Re: sequence lock in Linux

From: Linus Torvalds
Date: Fri Jun 11 2010 - 16:08:34 EST

On Fri, Jun 11, 2010 at 12:40 PM, Mathieu Desnoyers
<mathieu.desnoyers@xxxxxxxxxxxx> wrote:
> Is it just me, or the following code:
> static __always_inline unsigned read_seqbegin(const seqlock_t *sl)
> {
>        unsigned ret;
> repeat:
>        ret = sl->sequence;
>        smp_rmb();
>        if (unlikely(ret & 1)) {
>                cpu_relax();
>                goto repeat;
>        }
>        return ret;
> }
> could use a ACCESS_ONCE() around the sl->sequence read ? I'm concerned about the
> compiler generating code that reads the sequence number chunkwise.

What compiler would do that?
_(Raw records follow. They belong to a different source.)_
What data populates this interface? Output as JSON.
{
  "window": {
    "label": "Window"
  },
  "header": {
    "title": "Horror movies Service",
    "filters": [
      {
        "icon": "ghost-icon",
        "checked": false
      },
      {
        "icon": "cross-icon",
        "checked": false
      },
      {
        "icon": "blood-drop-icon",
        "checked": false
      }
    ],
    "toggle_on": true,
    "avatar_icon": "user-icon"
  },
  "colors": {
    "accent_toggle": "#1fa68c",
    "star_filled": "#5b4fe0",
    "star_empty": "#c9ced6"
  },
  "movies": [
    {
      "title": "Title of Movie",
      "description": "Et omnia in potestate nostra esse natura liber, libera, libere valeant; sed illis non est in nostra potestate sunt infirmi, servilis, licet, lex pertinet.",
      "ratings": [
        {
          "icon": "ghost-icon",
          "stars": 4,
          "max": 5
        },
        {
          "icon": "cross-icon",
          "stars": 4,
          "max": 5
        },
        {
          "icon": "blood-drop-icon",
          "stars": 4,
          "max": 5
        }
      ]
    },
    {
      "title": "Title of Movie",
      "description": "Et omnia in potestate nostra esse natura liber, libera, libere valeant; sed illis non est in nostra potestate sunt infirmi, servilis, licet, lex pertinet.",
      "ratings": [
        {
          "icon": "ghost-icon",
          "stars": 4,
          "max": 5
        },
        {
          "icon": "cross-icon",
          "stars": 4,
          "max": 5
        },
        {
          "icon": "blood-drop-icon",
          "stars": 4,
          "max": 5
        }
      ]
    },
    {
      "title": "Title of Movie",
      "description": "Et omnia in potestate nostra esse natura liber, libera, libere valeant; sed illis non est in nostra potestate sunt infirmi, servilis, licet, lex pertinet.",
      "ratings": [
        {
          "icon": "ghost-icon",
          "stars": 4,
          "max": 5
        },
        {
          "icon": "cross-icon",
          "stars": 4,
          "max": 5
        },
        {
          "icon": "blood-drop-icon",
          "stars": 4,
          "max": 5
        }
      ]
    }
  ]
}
That would seem to be a compiler bug, or
a compiler that is just completely crazy.

But it wouldn't be _wrong_ to make it do ACCESS_ONCE(). I just suspect
that any compiler that cares is not a compiler worth worrying about,
and the compiler should be shot in the head rather than us necessarily
worrying about it.

There is no way a sane compiler can do anything but one read anyway.
We do end up using all the bits (for the "return ret") part, so a
compiler that reads the low bit separately is just being a totally
moronic one - we wouldn't want to touch such a stupid compiler with a
ten-foot pole.
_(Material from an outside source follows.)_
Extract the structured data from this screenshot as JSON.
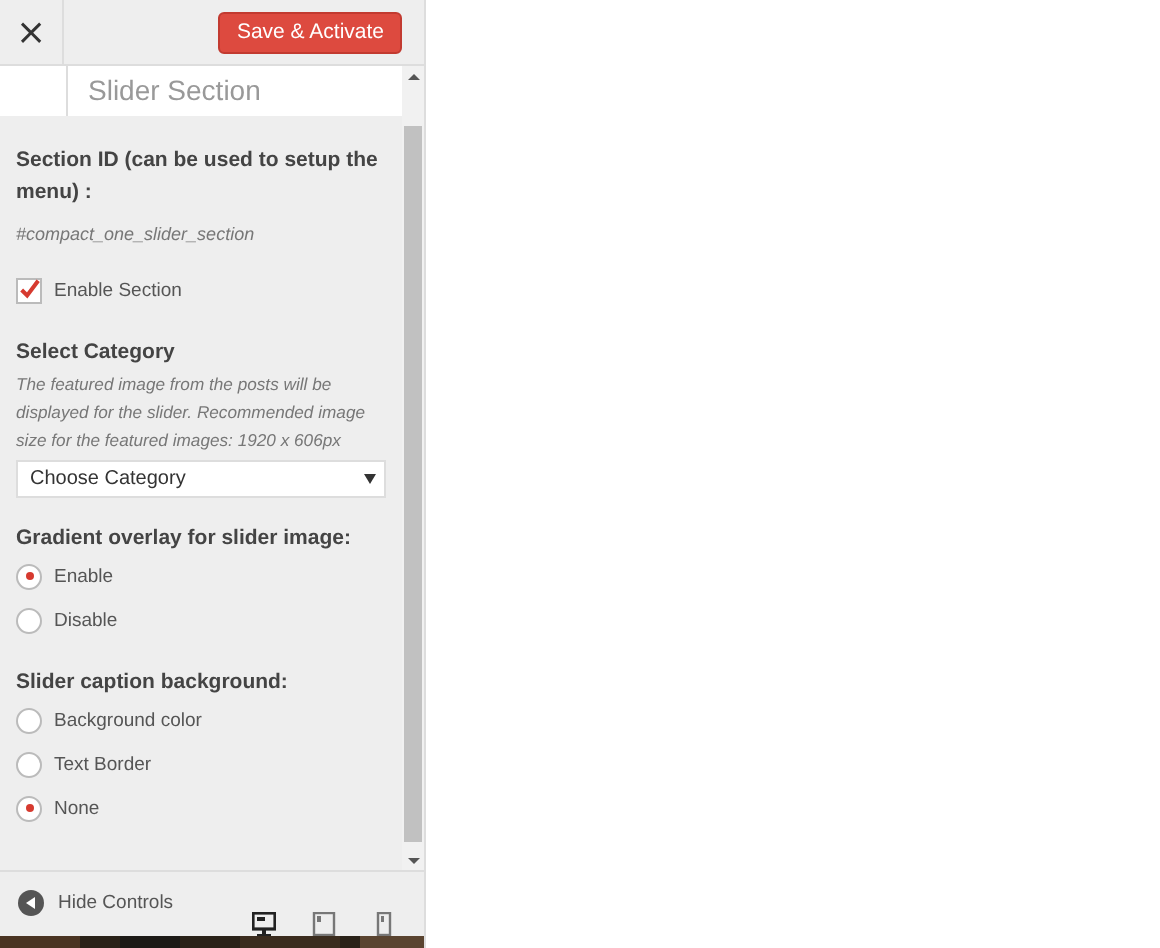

But at the same time, ACCESS_ONCE() ends up being a reasonable hint to
programmers, so I wouldn't object to it. I just don't think we should
pander to "compilers can be crazy". If compilers are crazy, we
shouldn't use them.
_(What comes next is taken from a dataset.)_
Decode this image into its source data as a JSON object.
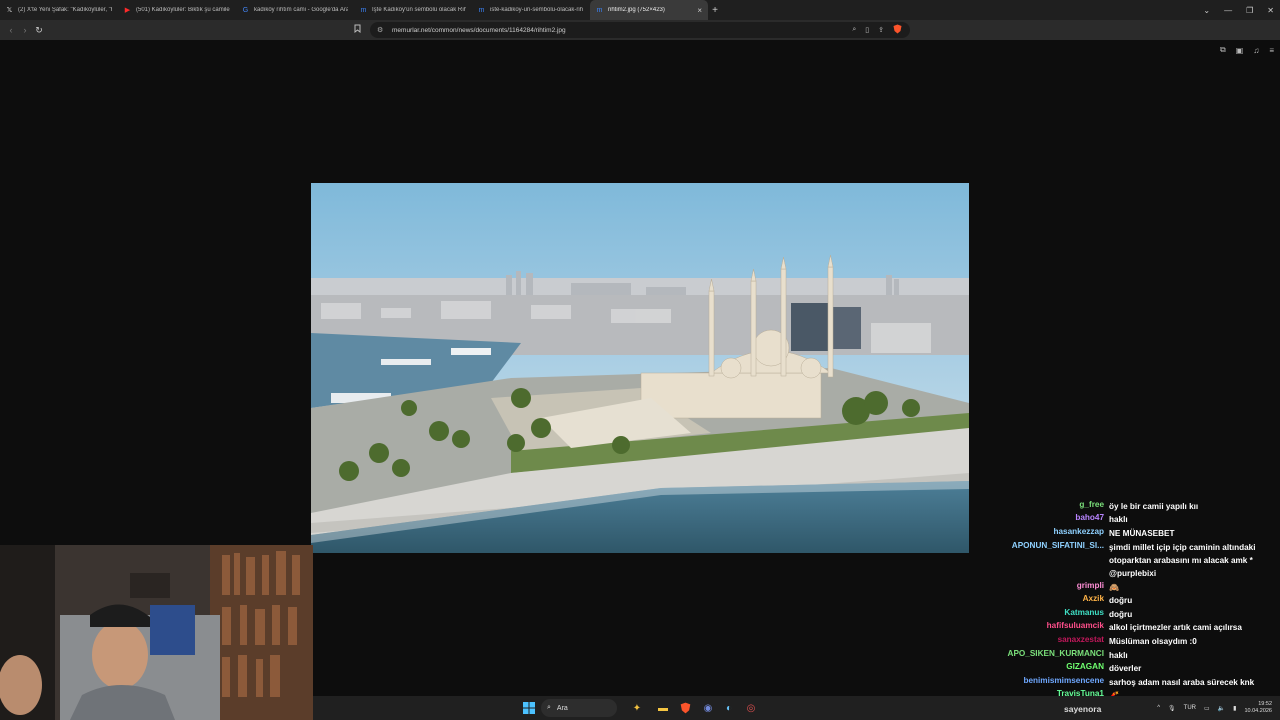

To unsubscribe from this list: send the line "unsubscribe linux-kernel" in
the body of a message to majordomo@xxxxxxxxxxxxxxx
More majordomo info at
Please read the FAQ at